Your goal: From the material below, pull each line containing the string "viewers".

Excerpted records:
○ ○ ○

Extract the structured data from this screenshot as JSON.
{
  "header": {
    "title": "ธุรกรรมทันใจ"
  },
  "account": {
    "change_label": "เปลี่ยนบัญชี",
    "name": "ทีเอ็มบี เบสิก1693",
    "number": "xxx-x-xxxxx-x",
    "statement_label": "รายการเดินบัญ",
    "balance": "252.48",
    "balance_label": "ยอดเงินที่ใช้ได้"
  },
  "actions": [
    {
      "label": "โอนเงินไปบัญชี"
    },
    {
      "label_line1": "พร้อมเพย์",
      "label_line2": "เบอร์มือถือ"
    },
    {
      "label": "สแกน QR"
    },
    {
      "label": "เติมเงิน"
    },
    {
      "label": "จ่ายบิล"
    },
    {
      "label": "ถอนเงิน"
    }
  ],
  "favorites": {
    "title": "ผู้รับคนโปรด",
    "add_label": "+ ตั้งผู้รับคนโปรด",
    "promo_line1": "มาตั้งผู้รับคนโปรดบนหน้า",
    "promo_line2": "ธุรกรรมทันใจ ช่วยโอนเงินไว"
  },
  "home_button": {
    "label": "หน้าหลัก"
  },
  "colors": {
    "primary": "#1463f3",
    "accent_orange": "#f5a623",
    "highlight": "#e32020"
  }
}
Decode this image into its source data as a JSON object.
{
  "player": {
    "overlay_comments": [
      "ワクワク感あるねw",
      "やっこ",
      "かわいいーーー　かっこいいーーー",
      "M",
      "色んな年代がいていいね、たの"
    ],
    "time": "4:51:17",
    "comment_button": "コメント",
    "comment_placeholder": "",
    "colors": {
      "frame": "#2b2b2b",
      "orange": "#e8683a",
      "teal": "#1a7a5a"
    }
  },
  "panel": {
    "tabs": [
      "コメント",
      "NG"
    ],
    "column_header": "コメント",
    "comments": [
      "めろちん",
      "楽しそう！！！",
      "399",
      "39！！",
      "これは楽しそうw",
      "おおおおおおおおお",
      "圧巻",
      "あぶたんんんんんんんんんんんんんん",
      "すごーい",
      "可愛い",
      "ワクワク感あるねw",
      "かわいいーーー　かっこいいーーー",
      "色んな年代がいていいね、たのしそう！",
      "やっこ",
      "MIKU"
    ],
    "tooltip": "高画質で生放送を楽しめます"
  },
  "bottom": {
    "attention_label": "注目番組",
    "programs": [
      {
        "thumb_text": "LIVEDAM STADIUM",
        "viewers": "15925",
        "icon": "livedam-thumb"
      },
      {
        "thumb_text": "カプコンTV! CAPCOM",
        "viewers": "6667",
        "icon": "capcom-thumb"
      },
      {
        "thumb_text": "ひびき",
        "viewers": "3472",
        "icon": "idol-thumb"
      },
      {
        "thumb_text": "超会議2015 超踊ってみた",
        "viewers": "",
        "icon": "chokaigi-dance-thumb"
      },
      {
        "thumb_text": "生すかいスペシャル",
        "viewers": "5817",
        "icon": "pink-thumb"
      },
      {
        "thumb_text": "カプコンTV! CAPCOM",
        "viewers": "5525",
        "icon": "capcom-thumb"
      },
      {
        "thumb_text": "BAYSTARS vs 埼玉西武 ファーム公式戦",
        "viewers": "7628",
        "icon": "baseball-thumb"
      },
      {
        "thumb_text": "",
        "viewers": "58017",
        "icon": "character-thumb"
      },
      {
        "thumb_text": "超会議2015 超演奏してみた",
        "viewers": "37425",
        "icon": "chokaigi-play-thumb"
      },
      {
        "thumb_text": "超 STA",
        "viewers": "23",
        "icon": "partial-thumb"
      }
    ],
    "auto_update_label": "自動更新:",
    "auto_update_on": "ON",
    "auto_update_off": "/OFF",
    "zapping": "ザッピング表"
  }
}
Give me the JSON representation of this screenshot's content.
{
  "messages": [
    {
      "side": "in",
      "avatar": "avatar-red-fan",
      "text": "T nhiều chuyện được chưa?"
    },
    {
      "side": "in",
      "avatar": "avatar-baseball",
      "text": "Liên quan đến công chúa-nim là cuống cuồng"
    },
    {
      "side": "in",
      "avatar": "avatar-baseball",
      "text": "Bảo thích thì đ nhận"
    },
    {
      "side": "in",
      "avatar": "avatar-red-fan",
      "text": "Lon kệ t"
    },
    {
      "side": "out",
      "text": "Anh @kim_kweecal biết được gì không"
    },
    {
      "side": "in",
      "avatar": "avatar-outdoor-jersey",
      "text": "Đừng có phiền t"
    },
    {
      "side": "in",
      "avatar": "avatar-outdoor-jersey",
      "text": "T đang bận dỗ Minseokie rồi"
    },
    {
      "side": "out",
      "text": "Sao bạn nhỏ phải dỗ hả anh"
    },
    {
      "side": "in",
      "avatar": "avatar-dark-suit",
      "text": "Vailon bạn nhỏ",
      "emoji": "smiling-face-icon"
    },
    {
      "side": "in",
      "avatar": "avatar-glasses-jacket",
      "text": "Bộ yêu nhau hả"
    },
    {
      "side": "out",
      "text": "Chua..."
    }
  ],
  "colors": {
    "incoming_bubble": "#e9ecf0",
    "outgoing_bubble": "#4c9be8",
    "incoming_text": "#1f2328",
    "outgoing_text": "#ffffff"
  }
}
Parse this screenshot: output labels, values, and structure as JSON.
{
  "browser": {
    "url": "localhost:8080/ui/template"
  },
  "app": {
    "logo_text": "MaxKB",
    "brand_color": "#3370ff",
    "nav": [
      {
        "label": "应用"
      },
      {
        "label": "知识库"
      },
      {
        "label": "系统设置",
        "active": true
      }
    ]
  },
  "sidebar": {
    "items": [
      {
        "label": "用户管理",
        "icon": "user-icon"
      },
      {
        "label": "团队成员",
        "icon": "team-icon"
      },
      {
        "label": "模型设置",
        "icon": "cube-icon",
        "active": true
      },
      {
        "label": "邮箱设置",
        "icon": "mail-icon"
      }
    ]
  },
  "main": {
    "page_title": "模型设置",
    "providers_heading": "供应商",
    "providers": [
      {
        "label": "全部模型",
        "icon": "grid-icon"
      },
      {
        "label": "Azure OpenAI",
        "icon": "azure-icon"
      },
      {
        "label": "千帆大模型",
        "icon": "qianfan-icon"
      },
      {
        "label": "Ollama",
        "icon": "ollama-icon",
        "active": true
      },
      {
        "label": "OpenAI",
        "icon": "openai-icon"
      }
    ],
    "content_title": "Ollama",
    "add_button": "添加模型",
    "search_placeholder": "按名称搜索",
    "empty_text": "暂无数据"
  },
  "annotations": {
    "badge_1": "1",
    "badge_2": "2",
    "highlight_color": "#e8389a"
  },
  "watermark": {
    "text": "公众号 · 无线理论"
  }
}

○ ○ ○

Problem solution:
        "viewers": "15925",
        "viewers": "6667",
        "viewers": "3472",
        "viewers": "",
        "viewers": "5817",
        "viewers": "5525",
        "viewers": "7628",
        "viewers": "58017",
        "viewers": "37425",
        "viewers": "23",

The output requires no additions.